The police "were pumping his chest awful hard," Dalton said. "And they told us that a woman was in critical condition. Then we heard they had both passed away." Police immediately cordoned off the dormitory but did not make a campuswide announcement.
O'Dell, the student wounded in Norris Hall , said that after killing a number of students, the shooter "reloaded his clip and nobody could stop him." After leaving the classroom, O'Dell said, the gunman tried to return, but O'Dell and other students had barricaded the door.
By the time police arrived, witnesses said, the assailant had shot himself in the head.
As of early this morning, only one victim had been officially identified: Ryan Clark, a senior from Augusta, Ga. He was shot in the dorm.
According to students interviewed by The
Also, students identified another victim as Emily Hilscher, a freshman.

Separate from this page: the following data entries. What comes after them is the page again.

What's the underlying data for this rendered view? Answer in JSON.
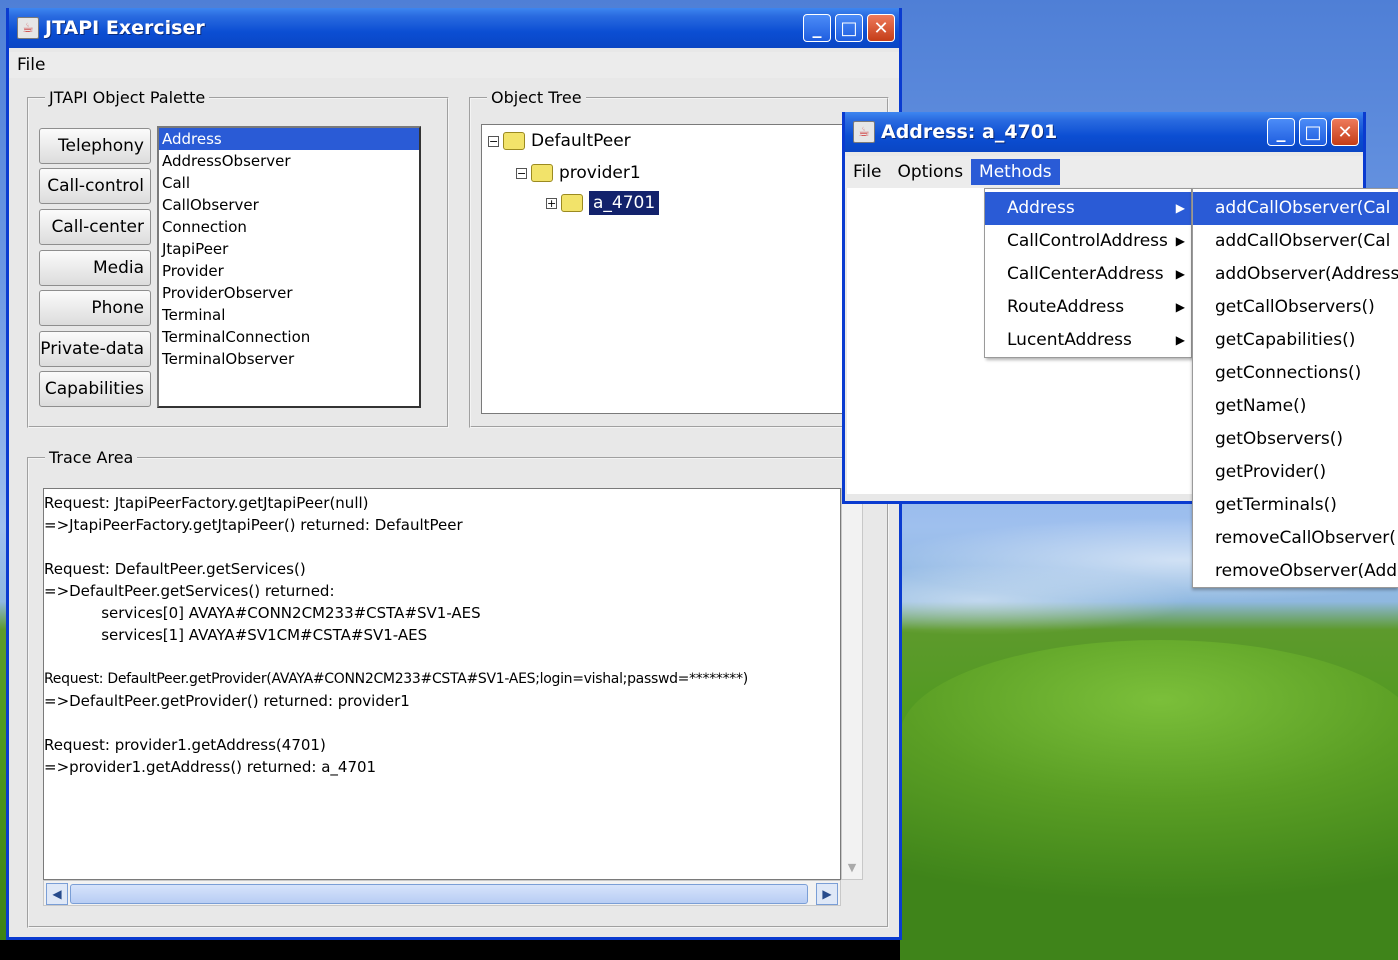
{
  "main_window": {
    "title": "JTAPI Exerciser",
    "menu": [
      "File"
    ],
    "palette_group": {
      "legend": "JTAPI Object Palette",
      "buttons": [
        "Telephony",
        "Call-control",
        "Call-center",
        "Media",
        "Phone",
        "Private-data",
        "Capabilities"
      ],
      "list_items": [
        "Address",
        "AddressObserver",
        "Call",
        "CallObserver",
        "Connection",
        "JtapiPeer",
        "Provider",
        "ProviderObserver",
        "Terminal",
        "TerminalConnection",
        "TerminalObserver"
      ],
      "selected_item": "Address"
    },
    "object_tree": {
      "legend": "Object Tree",
      "nodes": [
        "DefaultPeer",
        "provider1",
        "a_4701"
      ],
      "selected": "a_4701"
    },
    "trace_area": {
      "legend": "Trace Area",
      "lines": [
        "Request: JtapiPeerFactory.getJtapiPeer(null)",
        "=>JtapiPeerFactory.getJtapiPeer() returned: DefaultPeer",
        "",
        "Request: DefaultPeer.getServices()",
        "=>DefaultPeer.getServices() returned:",
        "            services[0] AVAYA#CONN2CM233#CSTA#SV1-AES",
        "            services[1] AVAYA#SV1CM#CSTA#SV1-AES",
        "",
        "Request: DefaultPeer.getProvider(AVAYA#CONN2CM233#CSTA#SV1-AES;login=vishal;passwd=********)",
        "=>DefaultPeer.getProvider() returned: provider1",
        "",
        "Request: provider1.getAddress(4701)",
        "=>provider1.getAddress() returned: a_4701"
      ]
    }
  },
  "address_window": {
    "title": "Address: a_4701",
    "menu": [
      "File",
      "Options",
      "Methods"
    ],
    "active_menu": "Methods",
    "methods_menu": [
      "Address",
      "CallControlAddress",
      "CallCenterAddress",
      "RouteAddress",
      "LucentAddress"
    ],
    "selected_method_group": "Address",
    "address_submenu": [
      "addCallObserver(Cal",
      "addCallObserver(Cal",
      "addObserver(Address",
      "getCallObservers()",
      "getCapabilities()",
      "getConnections()",
      "getName()",
      "getObservers()",
      "getProvider()",
      "getTerminals()",
      "removeCallObserver(",
      "removeObserver(Addr"
    ]
  },
  "colors": {
    "titlebar": "#0b4ed3",
    "selection": "#2a5bd6",
    "tree_selection": "#13226c"
  }
}
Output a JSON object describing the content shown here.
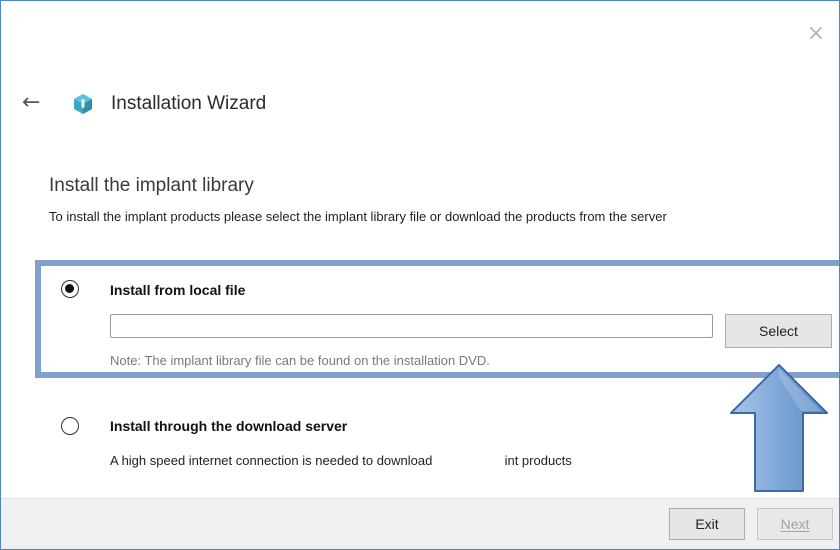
{
  "window": {
    "title": "Installation Wizard",
    "close_icon": "close-icon",
    "back_icon": "back-arrow-icon",
    "logo_icon": "app-logo-icon"
  },
  "section": {
    "heading": "Install the implant library",
    "description": "To install the implant products please select the implant library file or download the products from the server"
  },
  "options": {
    "local": {
      "label": "Install from local file",
      "selected": true,
      "input_value": "",
      "select_button": "Select",
      "note": "Note: The implant library file can be found on the installation DVD."
    },
    "server": {
      "label": "Install through the download server",
      "selected": false,
      "description": "A high speed internet connection is needed to download                    int products"
    }
  },
  "footer": {
    "exit_button": "Exit",
    "next_button": "Next"
  },
  "colors": {
    "window_border": "#4a86c8",
    "highlight_border": "#7fa1cc",
    "arrow_fill": "#8ab0dd",
    "footer_bg": "#f0f0f0"
  }
}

A student in one of the classrooms, Erin Sheehan, was quoted by the Collegiate Times newspaper as saying the gunman was "a normal-looking kid," with clothing resembling a Boy Scout uniform and a buttoned-up vest, possibly to hold ammunition.
"He peeked in twice, earlier in the lesson, like he was looking for somebody before he started shooting," Sheehan told the newspaper.
A convocation was scheduled for 2 p.m. today in the university's Cassell Coliseum.
Globe correspondent Michael Naughton contributed to this report. Bender reported from Blacksburg; Kranish from Washington.